Pierre Plantard did have a genuine interest in the mystery of Rennes-le-Château and gathered an impressive knowledge of it in a time before the mystery turned into a hype. As often with misinformation, they took the actual pieces of the puzzle and reshaped them for their goals. It is in such way that Plantard teamed up with French journalist Gérard de Sède who reworked a Plantard manuscript into his book l’Or de Rennes also called Le Trésor Maudit, the book that kickstarted Henry Lincoln’s interest in the mystery in the first place.
truth, wrapped in lies
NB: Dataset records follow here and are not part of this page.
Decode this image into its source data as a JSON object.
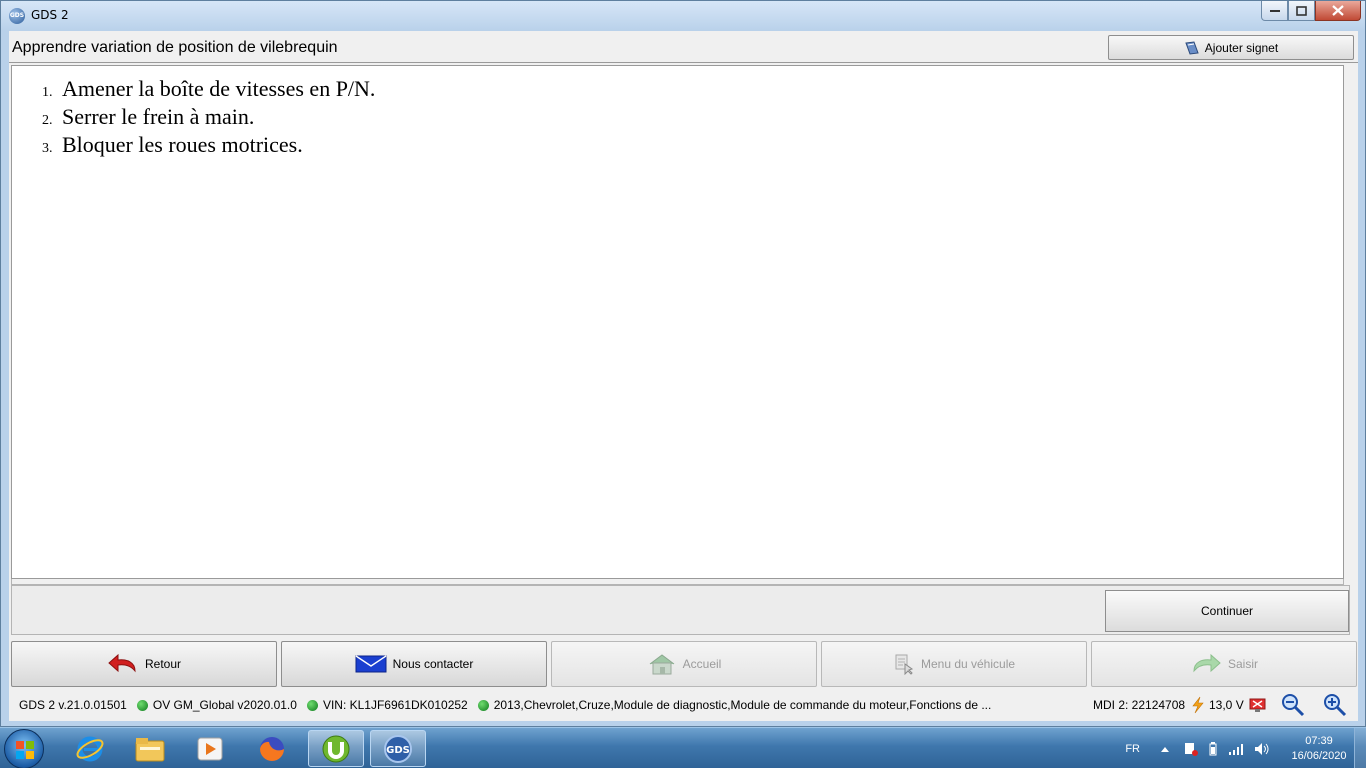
{
  "window": {
    "title": "GDS 2",
    "icon_text": "GDS"
  },
  "header": {
    "title": "Apprendre variation de position de vilebrequin",
    "bookmark_label": "Ajouter signet"
  },
  "steps": [
    {
      "num": "1.",
      "text": "Amener la boîte de vitesses en P/N."
    },
    {
      "num": "2.",
      "text": "Serrer le frein à main."
    },
    {
      "num": "3.",
      "text": "Bloquer les roues motrices."
    }
  ],
  "actions": {
    "continue_label": "Continuer"
  },
  "nav": {
    "back": "Retour",
    "contact": "Nous contacter",
    "home": "Accueil",
    "vehicle_menu": "Menu du véhicule",
    "enter": "Saisir"
  },
  "status": {
    "version": "GDS 2 v.21.0.01501",
    "database": "OV GM_Global v2020.01.0",
    "vin": "VIN: KL1JF6961DK010252",
    "vehicle": "2013,Chevrolet,Cruze,Module de diagnostic,Module de commande du moteur,Fonctions de ...",
    "mdi": "MDI 2: 22124708",
    "voltage": "13,0 V",
    "status_color": "#1a9a2a"
  },
  "taskbar": {
    "language": "FR",
    "time": "07:39",
    "date": "16/06/2020"
  }
}
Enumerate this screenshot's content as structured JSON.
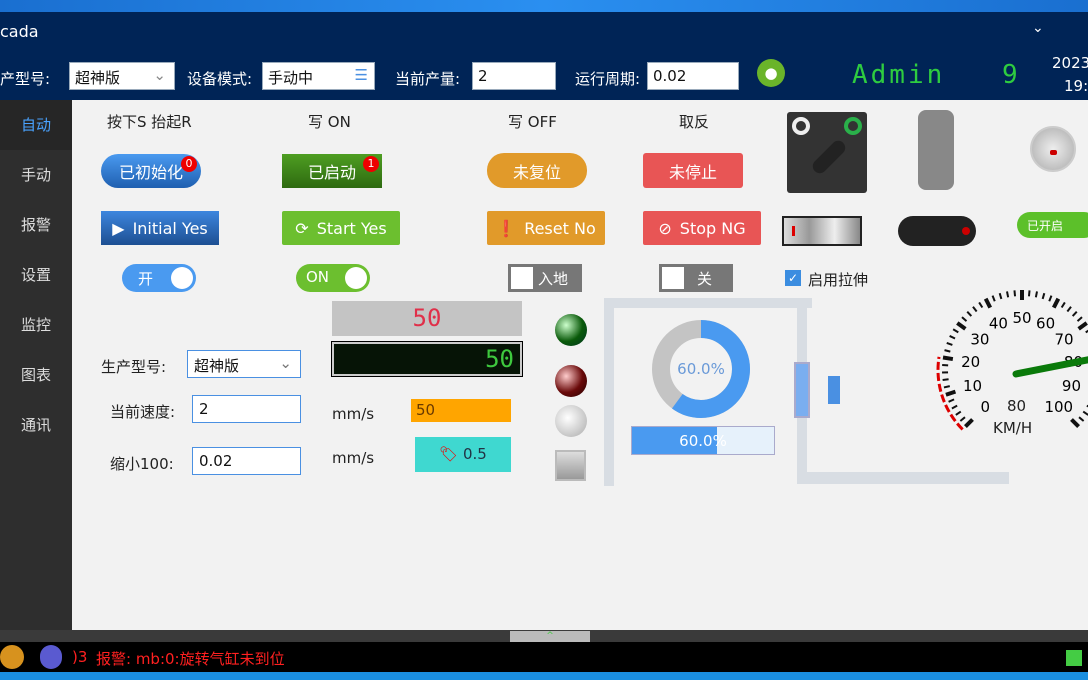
{
  "window": {
    "title": "cada"
  },
  "header": {
    "model_label": "产型号:",
    "model_value": "超神版",
    "mode_label": "设备模式:",
    "mode_value": "手动中",
    "output_label": "当前产量:",
    "output_value": "2",
    "cycle_label": "运行周期:",
    "cycle_value": "0.02",
    "user": "Admin",
    "user_level": "9",
    "date": "2023",
    "time": "19:"
  },
  "sidebar": {
    "items": [
      {
        "label": "自动",
        "active": true
      },
      {
        "label": "手动"
      },
      {
        "label": "报警"
      },
      {
        "label": "设置"
      },
      {
        "label": "监控"
      },
      {
        "label": "图表"
      },
      {
        "label": "通讯"
      }
    ]
  },
  "main": {
    "col_headers": [
      "按下S 抬起R",
      "写 ON",
      "写 OFF",
      "取反"
    ],
    "state_buttons": [
      {
        "label": "已初始化",
        "badge": "0",
        "color": "#2f7fd8"
      },
      {
        "label": "已启动",
        "badge": "1",
        "color": "#3e8a1a"
      },
      {
        "label": "未复位",
        "color": "#e19a2a"
      },
      {
        "label": "未停止",
        "color": "#e85555"
      }
    ],
    "action_buttons": [
      {
        "label": "Initial Yes",
        "icon": "play-icon"
      },
      {
        "label": "Start Yes",
        "icon": "refresh-icon"
      },
      {
        "label": "Reset No",
        "icon": "exclamation-icon"
      },
      {
        "label": "Stop NG",
        "icon": "ban-icon"
      }
    ],
    "toggles": {
      "kai": "开",
      "on": "ON",
      "rudi": "入地",
      "guan": "关",
      "enabled": "已开启"
    },
    "checkbox": {
      "label": "启用拉伸",
      "checked": true
    },
    "form": {
      "model_label": "生产型号:",
      "model_value": "超神版",
      "speed_label": "当前速度:",
      "speed_value": "2",
      "scale_label": "缩小100:",
      "scale_value": "0.02"
    },
    "led_top": "50",
    "led_bottom": "50",
    "unit1": "mm/s",
    "unit2": "mm/s",
    "bar_value": "50",
    "tag_value": "0.5",
    "ring_progress": "60.0%",
    "bar_progress": "60.0%",
    "progress": 0.6
  },
  "gauge": {
    "ticks": [
      "0",
      "10",
      "20",
      "30",
      "40",
      "50",
      "60",
      "70",
      "80",
      "90",
      "100"
    ],
    "value": "80",
    "unit": "KM/H",
    "min": 0,
    "max": 100
  },
  "status": {
    "alarm_code": ")3",
    "alarm_text": "报警: mb:0:旋转气缸未到位"
  },
  "colors": {
    "header": "#002456",
    "sidebar": "#2e2e2e",
    "accent": "#4aa3ff",
    "alarm": "#ff2020"
  }
}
The grand and small parchment that are at the heart of the enigma are now believed to be copies of the original. The latest research by Franck Daffos and Pierre Jarnac suggests that Noel Corbu, who bought the Saunière estate from Marie Dénarnaud in 1946, found some parchments between the Abbé’s papers. After failing to decode them he sold them to two englishmen. Not before photographing and copying them though. Serious researchers like Antoine Captier, Jean Pellet and Gérard Dutriat have attested they have seen the original photos from Corbu’s time. You have to remember Corbu already talked about the parchments long before De Sède’s book came out. It is now believed Corbu allowed Plantard and the Chérisey to make carbon copies of them. They worked them into the parchments we know today and added in some simple codes like the raised letters in the small parchments that would support their claim to the French throne.
Ironically again, Plantard came very close to the original documents and sources of the mystery. The Priory of Sion he tried to legitimize using them was certainly a hoax.